**REQUIRED WORK**
Look for "abccpas" in the records and copy every line that has it.

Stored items
[Start of section]

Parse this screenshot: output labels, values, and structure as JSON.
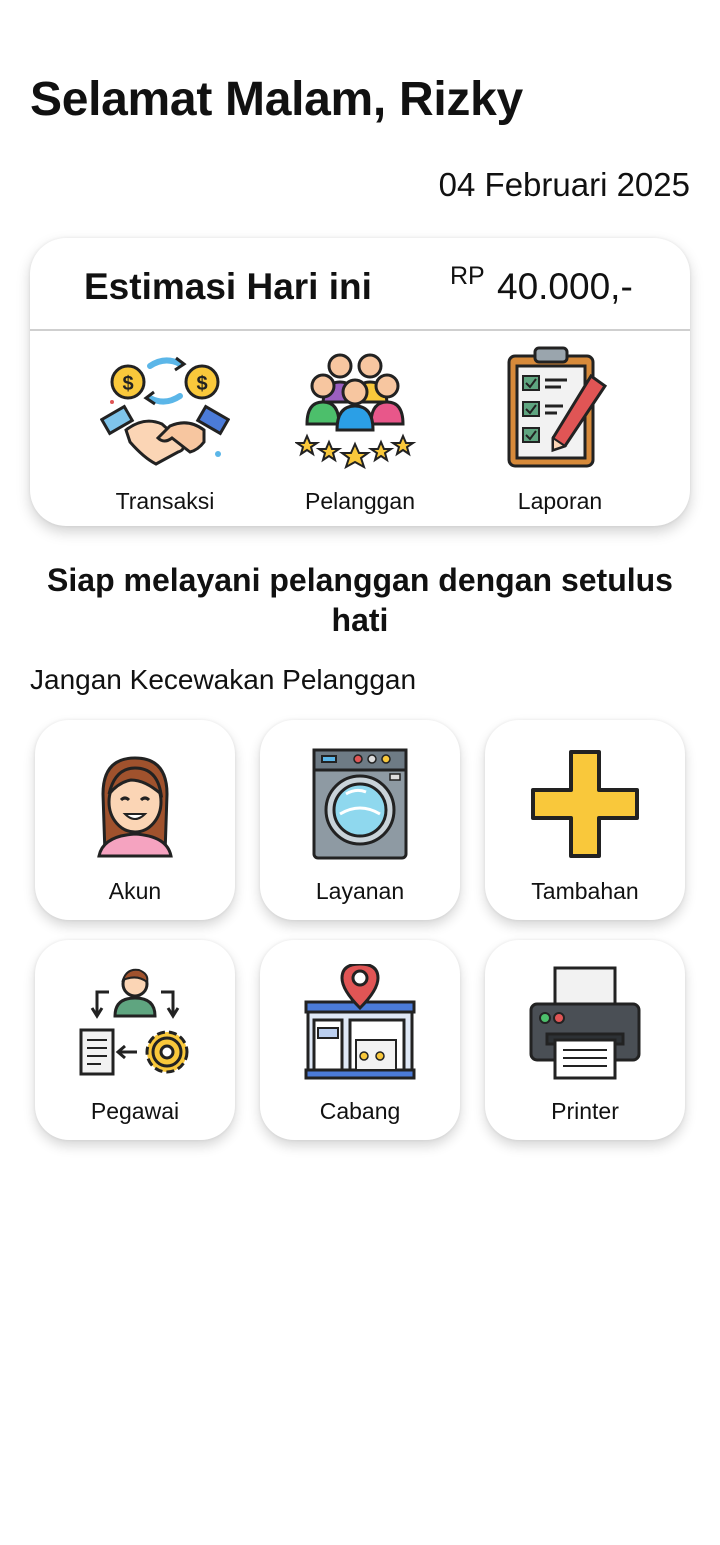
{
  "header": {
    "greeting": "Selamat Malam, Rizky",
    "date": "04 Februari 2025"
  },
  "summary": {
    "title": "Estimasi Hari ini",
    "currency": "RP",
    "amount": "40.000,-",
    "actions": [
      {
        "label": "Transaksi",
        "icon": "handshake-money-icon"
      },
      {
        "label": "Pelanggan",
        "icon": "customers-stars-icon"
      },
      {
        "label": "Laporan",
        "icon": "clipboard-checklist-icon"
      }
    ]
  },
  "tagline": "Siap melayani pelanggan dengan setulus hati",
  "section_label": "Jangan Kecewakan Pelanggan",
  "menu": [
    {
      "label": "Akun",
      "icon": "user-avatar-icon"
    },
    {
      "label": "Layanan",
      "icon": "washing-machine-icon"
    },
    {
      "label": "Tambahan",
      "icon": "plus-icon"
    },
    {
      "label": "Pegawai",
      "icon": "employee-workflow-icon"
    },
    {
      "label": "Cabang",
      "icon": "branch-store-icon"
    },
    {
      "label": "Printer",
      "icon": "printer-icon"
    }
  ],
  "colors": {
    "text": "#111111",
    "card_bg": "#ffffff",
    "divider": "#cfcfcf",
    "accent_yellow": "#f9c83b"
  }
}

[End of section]
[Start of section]

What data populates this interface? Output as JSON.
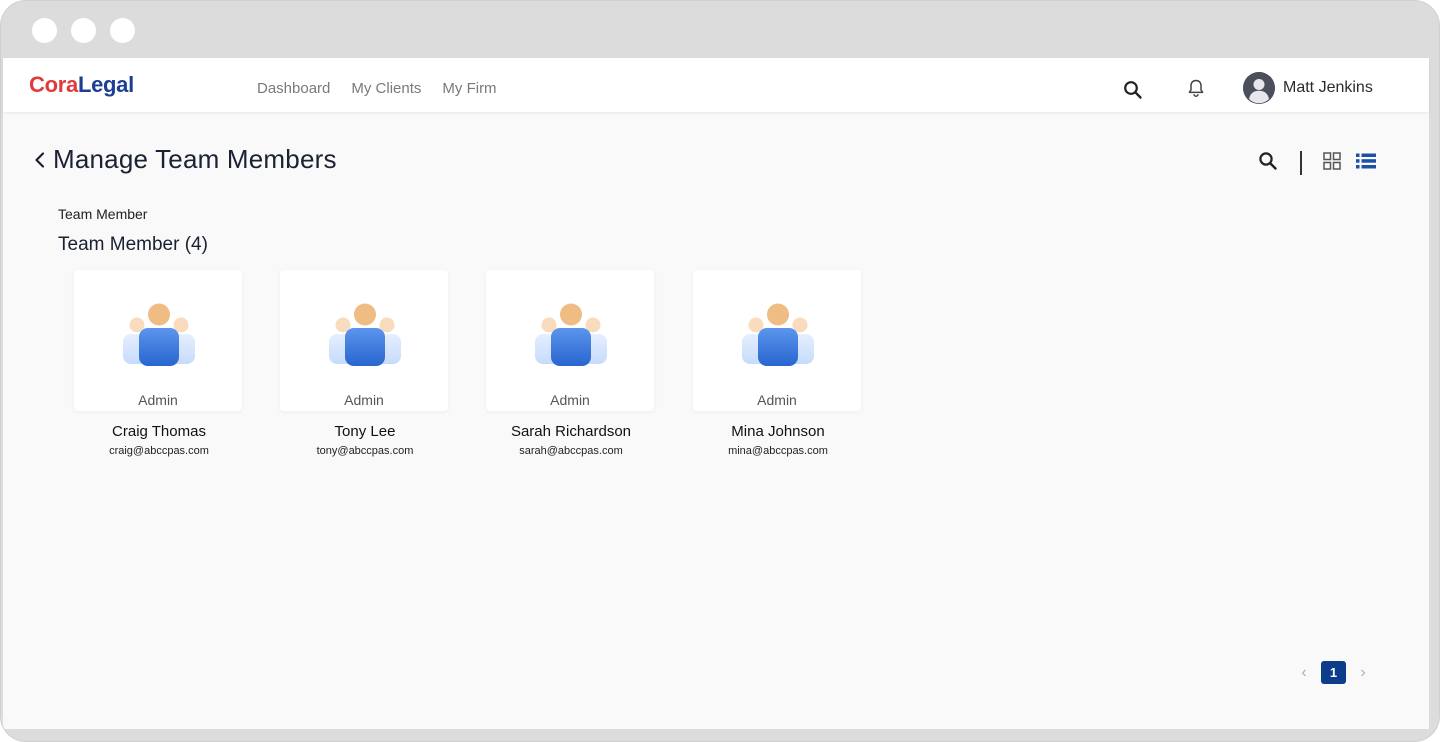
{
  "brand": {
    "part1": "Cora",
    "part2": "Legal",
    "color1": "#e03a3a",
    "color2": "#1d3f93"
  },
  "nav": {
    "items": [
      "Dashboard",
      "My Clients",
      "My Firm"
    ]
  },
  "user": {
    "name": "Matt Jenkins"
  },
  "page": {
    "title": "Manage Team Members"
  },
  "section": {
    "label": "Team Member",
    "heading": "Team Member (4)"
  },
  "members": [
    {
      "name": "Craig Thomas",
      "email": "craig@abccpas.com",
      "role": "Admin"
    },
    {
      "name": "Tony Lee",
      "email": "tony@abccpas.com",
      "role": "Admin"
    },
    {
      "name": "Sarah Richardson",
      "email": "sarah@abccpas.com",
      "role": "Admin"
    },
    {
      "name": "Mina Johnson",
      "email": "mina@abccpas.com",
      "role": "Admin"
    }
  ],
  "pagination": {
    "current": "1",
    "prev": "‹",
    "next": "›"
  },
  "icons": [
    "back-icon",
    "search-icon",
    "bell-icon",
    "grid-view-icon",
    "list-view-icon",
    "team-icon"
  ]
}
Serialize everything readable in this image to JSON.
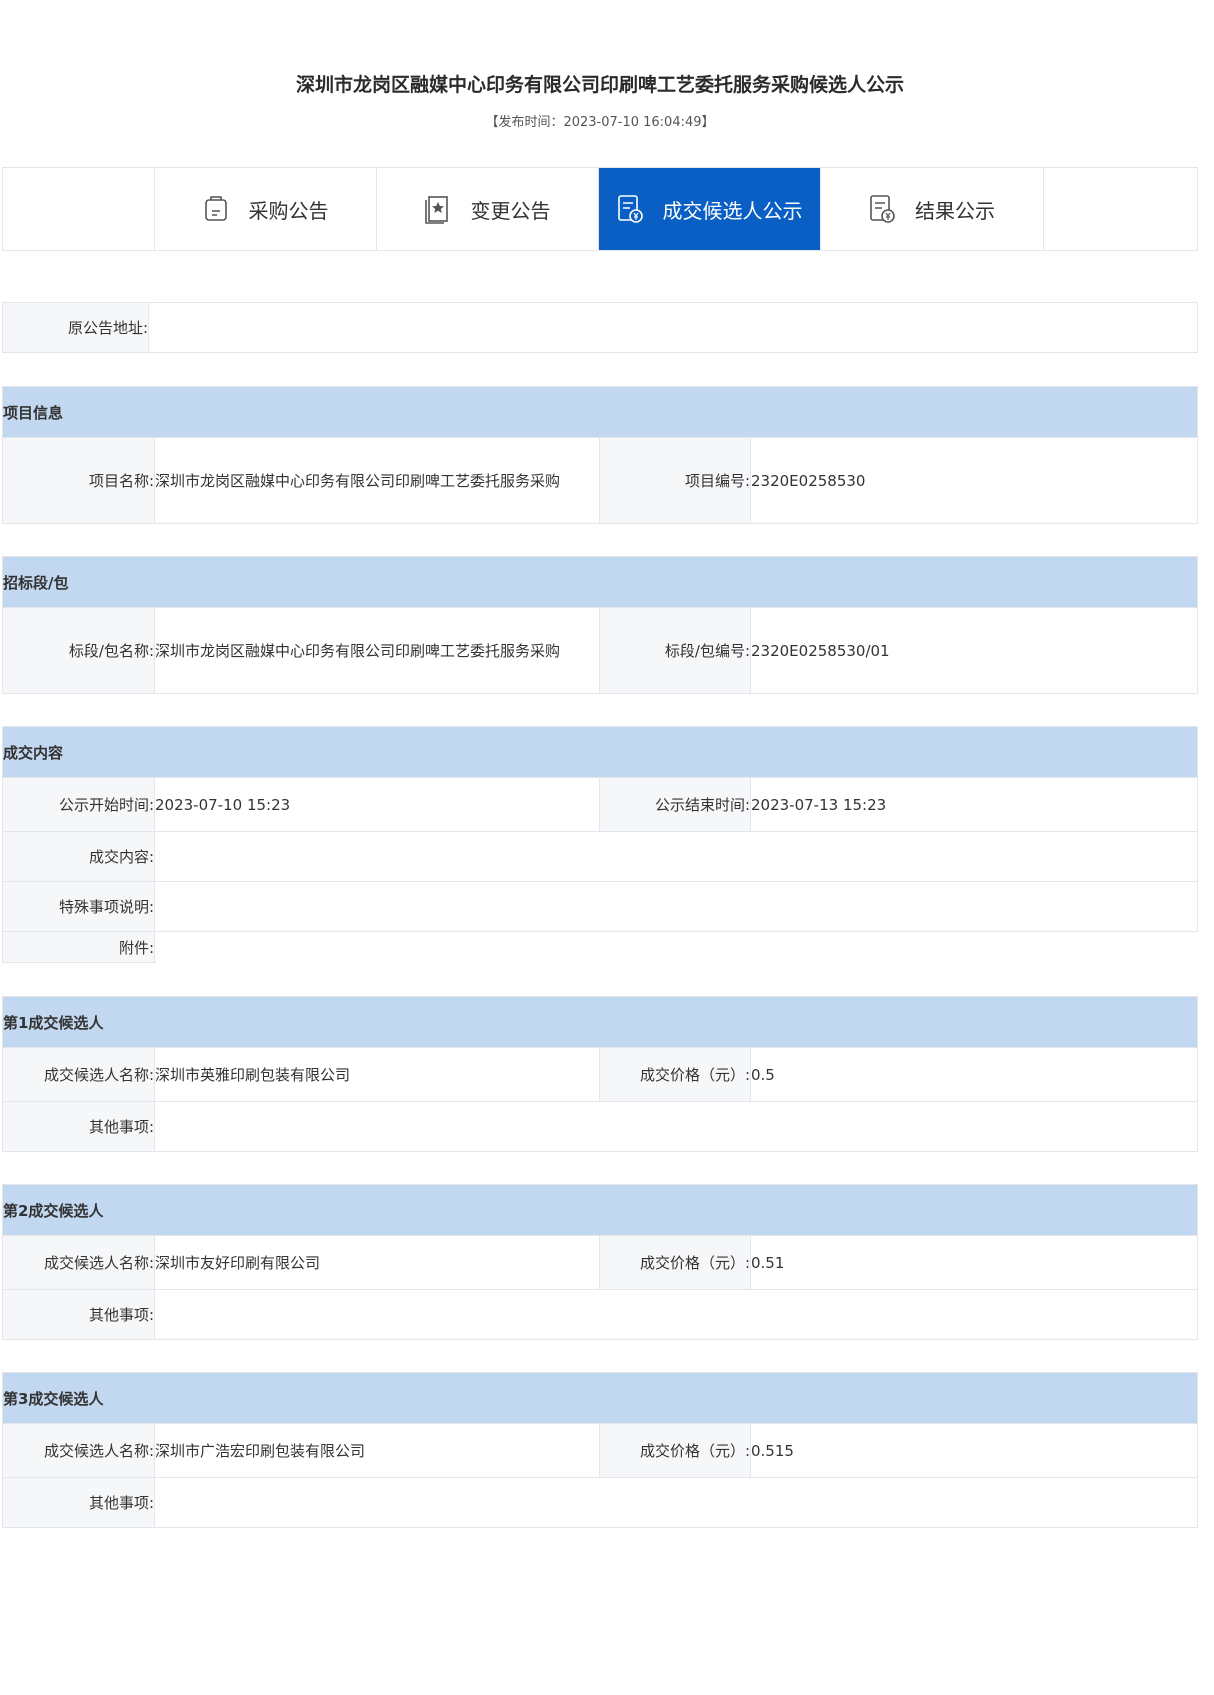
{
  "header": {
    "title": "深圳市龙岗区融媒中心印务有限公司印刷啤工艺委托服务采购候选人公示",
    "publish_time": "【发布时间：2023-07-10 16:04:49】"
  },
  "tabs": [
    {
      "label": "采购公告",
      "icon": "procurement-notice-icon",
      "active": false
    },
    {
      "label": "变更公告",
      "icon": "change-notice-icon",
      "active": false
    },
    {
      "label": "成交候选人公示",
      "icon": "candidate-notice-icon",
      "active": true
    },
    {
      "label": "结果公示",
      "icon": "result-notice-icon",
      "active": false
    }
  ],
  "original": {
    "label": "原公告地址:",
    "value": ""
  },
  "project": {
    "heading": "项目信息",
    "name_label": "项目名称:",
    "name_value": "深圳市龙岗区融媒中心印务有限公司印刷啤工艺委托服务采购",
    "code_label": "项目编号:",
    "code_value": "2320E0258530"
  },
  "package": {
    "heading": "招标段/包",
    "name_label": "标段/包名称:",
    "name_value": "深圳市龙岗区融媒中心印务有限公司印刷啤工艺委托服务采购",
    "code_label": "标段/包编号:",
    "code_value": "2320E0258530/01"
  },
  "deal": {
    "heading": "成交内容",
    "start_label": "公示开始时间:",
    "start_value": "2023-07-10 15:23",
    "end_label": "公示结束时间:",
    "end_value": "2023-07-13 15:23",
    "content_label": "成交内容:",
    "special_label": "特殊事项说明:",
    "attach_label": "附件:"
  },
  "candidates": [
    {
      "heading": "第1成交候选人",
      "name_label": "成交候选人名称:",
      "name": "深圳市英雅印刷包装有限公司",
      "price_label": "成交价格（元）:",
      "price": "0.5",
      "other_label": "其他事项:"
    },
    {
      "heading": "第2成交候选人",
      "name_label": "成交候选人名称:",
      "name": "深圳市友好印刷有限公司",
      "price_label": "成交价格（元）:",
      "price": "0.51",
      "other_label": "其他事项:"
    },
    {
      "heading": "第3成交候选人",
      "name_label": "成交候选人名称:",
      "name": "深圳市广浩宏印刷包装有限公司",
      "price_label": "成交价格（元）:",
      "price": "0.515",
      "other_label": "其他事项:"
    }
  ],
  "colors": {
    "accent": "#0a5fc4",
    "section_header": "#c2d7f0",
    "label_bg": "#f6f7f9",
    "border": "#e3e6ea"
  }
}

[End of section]

**TASK RESPONSE**
      "email": "craig@abccpas.com",
      "email": "tony@abccpas.com",
      "email": "sarah@abccpas.com",
      "email": "mina@abccpas.com",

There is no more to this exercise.